Flowers play an important role in helping to make the interior of St Mary's vibrant and attractive to congregations and visitors. They are arranged weekly, where possible reflecting the seasons of the year. We hold a triennial, themed flower festival. All the arrangements are created by local volunteers and sponsored by local businesses and individuals.

 

St John the Baptist, Sutton-at-Hone

Our parish lies mainly on the west side of the river Darent, with some 4,250 residents. The first church was erected pre-1066 and was rebuilt in the early 14th Century. After a fire in the thatched roof in 1615, the building was restored. Much of the present day woodwork, including the pulpit, dates from that time. Charred timbers still remain in the old floor of the bell ringers' chamber. The stained glass windows were installed in 1862. The east window was damaged in the Second World War and restored using the original glass.
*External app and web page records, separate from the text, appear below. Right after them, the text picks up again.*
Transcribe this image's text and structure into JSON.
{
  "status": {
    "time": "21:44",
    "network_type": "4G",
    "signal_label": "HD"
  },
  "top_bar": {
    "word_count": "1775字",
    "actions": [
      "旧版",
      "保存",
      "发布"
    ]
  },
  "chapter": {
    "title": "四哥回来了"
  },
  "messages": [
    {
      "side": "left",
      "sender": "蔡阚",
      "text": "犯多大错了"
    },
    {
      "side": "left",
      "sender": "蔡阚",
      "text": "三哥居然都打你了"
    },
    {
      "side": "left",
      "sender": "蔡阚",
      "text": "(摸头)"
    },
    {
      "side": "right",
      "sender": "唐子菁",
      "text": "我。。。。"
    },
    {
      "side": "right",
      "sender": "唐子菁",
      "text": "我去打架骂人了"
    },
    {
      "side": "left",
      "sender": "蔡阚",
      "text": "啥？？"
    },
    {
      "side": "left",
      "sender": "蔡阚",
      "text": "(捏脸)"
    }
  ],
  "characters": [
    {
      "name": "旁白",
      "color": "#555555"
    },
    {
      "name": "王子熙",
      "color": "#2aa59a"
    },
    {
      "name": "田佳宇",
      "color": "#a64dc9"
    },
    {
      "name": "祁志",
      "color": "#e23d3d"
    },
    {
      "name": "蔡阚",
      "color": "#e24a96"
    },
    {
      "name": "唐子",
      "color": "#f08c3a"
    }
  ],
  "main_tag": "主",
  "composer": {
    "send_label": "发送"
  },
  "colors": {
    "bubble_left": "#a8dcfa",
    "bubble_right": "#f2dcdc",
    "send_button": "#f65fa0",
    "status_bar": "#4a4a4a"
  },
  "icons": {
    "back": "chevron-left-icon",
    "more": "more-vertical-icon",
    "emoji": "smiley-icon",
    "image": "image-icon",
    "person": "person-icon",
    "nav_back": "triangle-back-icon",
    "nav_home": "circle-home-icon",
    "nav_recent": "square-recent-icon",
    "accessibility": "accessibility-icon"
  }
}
The church has twelve hatchamnets (diamond shaped funeral panels) dating back to 1760, which are among the finest in this part of the country.

Within the church there is an impressive monument to a 16th Century resident and local benefactor, Sir Thomas Smythe. The monument was recently refurbished and the Skinners Company were most helpful in obtaining funding for this. The monument was rededicated on Advent Sunday 2014 by the Bishop of Riochester, The Right Reverend James Langstaff.

St John's is large enough to accommodate the School's 400 chirldren and can be reconfigured to host local choirs and other performers. We have also hosted Dartford Concert Band, Jazz evening and "The Benefice Has Talent".

The church owns Sutton Court, a large house with meeting rooms, a hall, small chapel, and a residential flat, set in extensive grounds, with parking. This plays a vital part in our village community life. It is home to our Messy Church which meets once a month and our weekly Carer and Toddler group. It is also used by a Senior's Tea and Chat club, Slimming World, Yoga Club, and Model Railway enthusiasts. It is often used for birthday parties, quiz nights and even wedding recepions with a marquee in its splendid grounds.

Sutton-at-Hone has a small library with a cafe which is a meeting point for all ages. There is an active Scout and Guide Troop and activites exisit for older people with an Acvtive Retirement Group and a Seniors Club